Growing financial pressures are likely to bring about more changes in youth justice systems across the country, despite election results that left statehouse leaderships largely unchanged, according to an official with the National Conference of State Legislatures (NCSL).
Addressing a webinar on youth justice reform as final votes for the 2020 races were still being tallied, Anne Teigen, director of the criminal justice program at the NCSL, said it appeared there was little change in the “status quo” in party control over state legislatures.
According to Ballotpedia, Republican gained majorities in the New Hampshire and Montana legislatures, Final legislative results were still unclear in Alaska and Arizona.
Nevertheless, Teigen noted that the financial pressures on state justice systems since 2008 have already driven significant changes in youth justice, and she predicted that as a result of even tighter budgets squeezed by the pandemic, more lawmakers were open to making more fundamental changes.
“2020 has been a terrible, explosive year for state budgets, so they’re going to be looking for more efficient ways to deal with corrections budgets—and juvenile justice budgets are a part of that,” Teigen said.
“Legislators found they had a system that was both extremely expensive and not working.”
Studies have shown, for instance, that the cost of keeping a young person incarcerated can range from $80,000 a year to $200,000, with recidivism rates still as high as 80 percent.
Teigen observed that another factor driving the already-widespread bipartisan support for youth justice reform is the growing willingness of legislators to integrate lessons from the science of adolescent development into assessments of what works and what doesn’t work.
Advances in brain science and a growing understanding of adolescent behavior have helped to correct the “knee jerk” tough-on-crime response to youths involved in the criminal justice system across the country, Teigen said.

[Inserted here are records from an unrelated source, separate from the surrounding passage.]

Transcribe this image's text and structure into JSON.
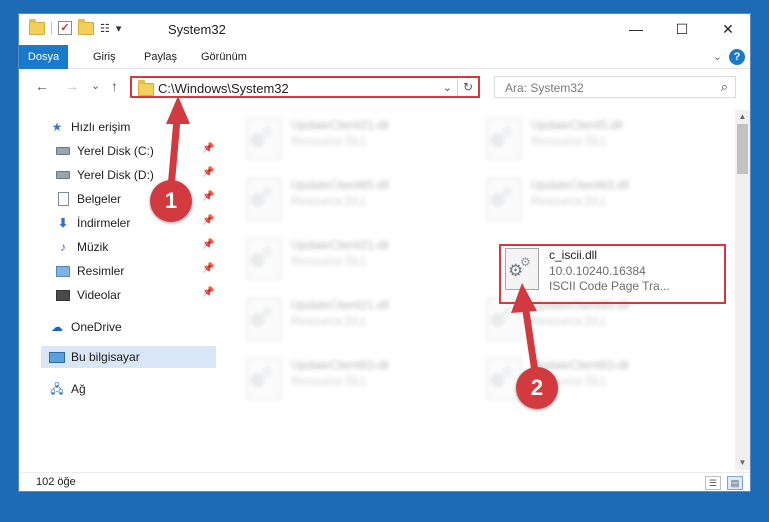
{
  "window": {
    "title": "System32",
    "qa_caret": "▾",
    "controls": {
      "minimize": "—",
      "maximize": "☐",
      "close": "✕"
    }
  },
  "ribbon": {
    "tabs": [
      "Dosya",
      "Giriş",
      "Paylaş",
      "Görünüm"
    ],
    "help": "?"
  },
  "navbar": {
    "back": "←",
    "forward": "→",
    "recent": "⌄",
    "up": "↑",
    "address": "C:\\Windows\\System32",
    "search_placeholder": "Ara: System32"
  },
  "sidebar": {
    "quick_access": "Hızlı erişim",
    "items": [
      {
        "label": "Yerel Disk (C:)",
        "icon": "disk-icon"
      },
      {
        "label": "Yerel Disk (D:)",
        "icon": "disk-icon"
      },
      {
        "label": "Belgeler",
        "icon": "documents-icon"
      },
      {
        "label": "İndirmeler",
        "icon": "downloads-icon"
      },
      {
        "label": "Müzik",
        "icon": "music-icon"
      },
      {
        "label": "Resimler",
        "icon": "pictures-icon"
      },
      {
        "label": "Videolar",
        "icon": "videos-icon"
      }
    ],
    "onedrive": "OneDrive",
    "this_pc": "Bu bilgisayar",
    "network": "Ağ"
  },
  "files": [
    {
      "name": "UpdateClient21.dll",
      "type": "Resource DLL"
    },
    {
      "name": "UpdateClient5.dll",
      "type": "Resource DLL"
    },
    {
      "name": "UpdateClient65.dll",
      "type": "Resource DLL"
    },
    {
      "name": "UpdateClient63.dll",
      "type": "Resource DLL"
    },
    {
      "name": "UpdateClient21.dll",
      "type": "Resource DLL"
    },
    {
      "name": "c_iscii.dll",
      "version": "10.0.10240.16384",
      "description": "ISCII Code Page Tra..."
    },
    {
      "name": "UpdateClient21.dll",
      "type": "Resource DLL"
    },
    {
      "name": "UpdateClient65.dll",
      "type": "Resource DLL"
    },
    {
      "name": "UpdateClient63.dll",
      "type": "Resource DLL"
    },
    {
      "name": "UpdateClient63.dll",
      "type": "Resource DLL"
    }
  ],
  "status": {
    "count": "102 öğe"
  },
  "annotations": {
    "marker1": "1",
    "marker2": "2",
    "color": "#d33a3f"
  }
}
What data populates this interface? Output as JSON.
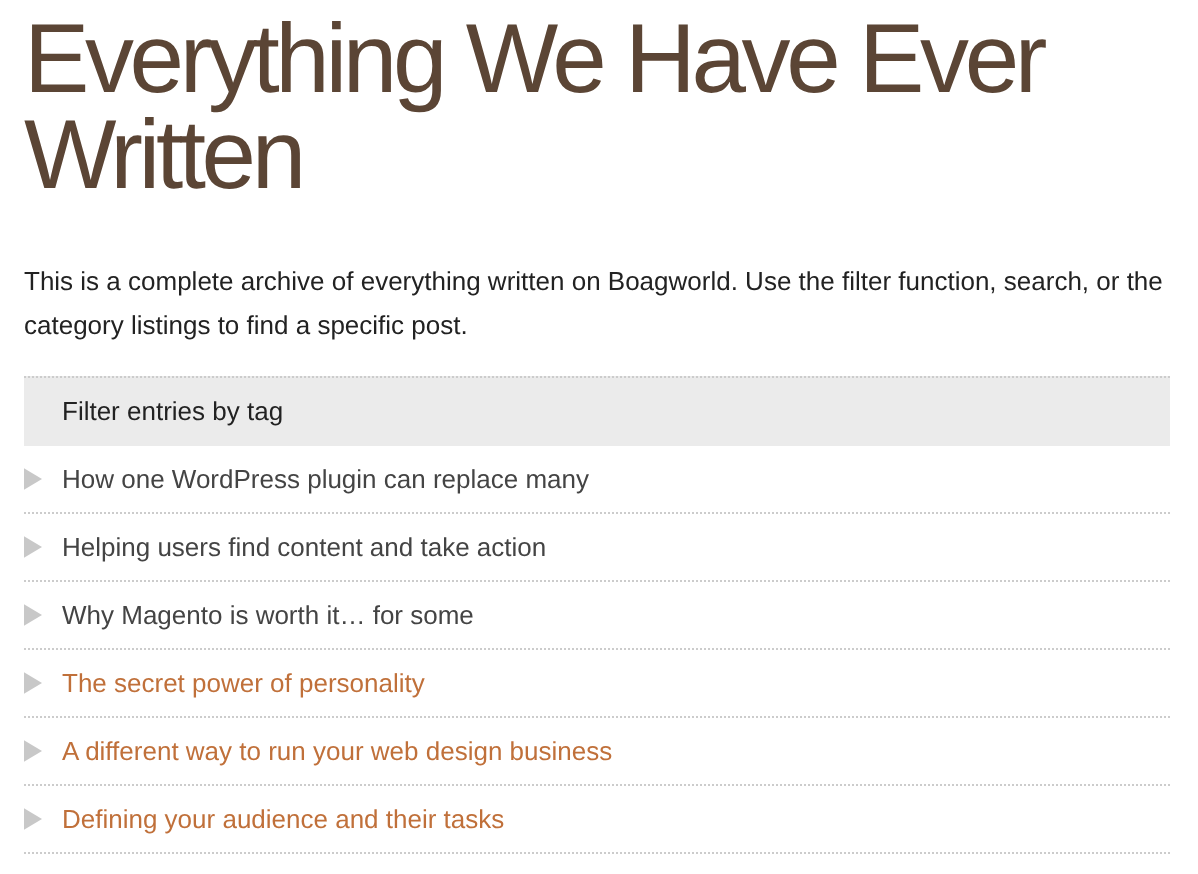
{
  "page_title": "Everything We Have Ever Written",
  "intro": "This is a complete archive of everything written on Boagworld. Use the filter function, search, or the category listings to find a specific post.",
  "filter": {
    "label": "Filter entries by tag"
  },
  "posts": [
    {
      "title": "How one WordPress plugin can replace many",
      "visited": false
    },
    {
      "title": "Helping users find content and take action",
      "visited": false
    },
    {
      "title": "Why Magento is worth it… for some",
      "visited": false
    },
    {
      "title": "The secret power of personality",
      "visited": true
    },
    {
      "title": "A different way to run your web design business",
      "visited": true
    },
    {
      "title": "Defining your audience and their tasks",
      "visited": true
    }
  ]
}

The scientific consensus that adolescents are not yet “wired” to make rational judgments on behavior—with backing from Supreme Court rulings—has persuaded a majority of states to raise the age of adult jurisdiction from 16 to 17 or 18 —with the exception of Georgia, Wisconsin and Texas.
The “number one secret ingredient is the brain science, which has been cited and used in over five U.S. Supreme Court cases,” Teigen said.
She added that increased scientific knowledge has also helped policymakers shift juvenile justice strategies ranging from incarceration to solitary confinement towards strategies of diversion and community counseling.
“What’s so exciting is that there’s so much data out there, and studying of what does work and what doesn’t,” she said. “Legislators are becoming educated.”
Among the areas of youth justice reform identified by Teigen as likely to get greater attention in the years ahead are:
- Expanding education opportunities for youths still in detention facilities;
- Improving conditions of confinement for youths locked up for serious crimes, including limiting or eliminating the use of solitary;
- Reforming juvenile probation and expunging juvenile records;
- Limiting or eliminating court fines and fees for justice-involved youth.
Several states have already moved further in those directions, Teigen noted.
Some of the most far-reaching and significant reforms, however, still remain an uphill battle. A campaign to raise the age of adult jurisdiction to affect young adults in the 18-25 age range is gathering support slowly, she said.
“Science is teaching us, you know, that 18 may not be the magic age—this debate is going to come to a head in the next couple of years as legislators look at ways to designate specific measures for young adults,” she said.
But perhaps the biggest challenge facing states is to end the racial and ethnic disparities that continue to distort the juvenile justice system, Teigen said.
“Compared to young white people, young people of color are disproportionately represented at every stage of the nation’s criminal justice system,” she said. “There’s a lot of interest in getting data which can tell [legislators] where those disparities are coming from.”
The webinar was the fourth in a series of five programs for journalists exploring the prospects for youth justice reform. The webinar was organized by the Center on Media, Crime and Justice, publisher of The Crime Report.
The final program in the series is scheduled for Thursday Nov. 12. Support for the series comes from the Tow Foundation, the Public Welfare Foundation and the Annie E. Casey Foundation.
Further information about the series is available here.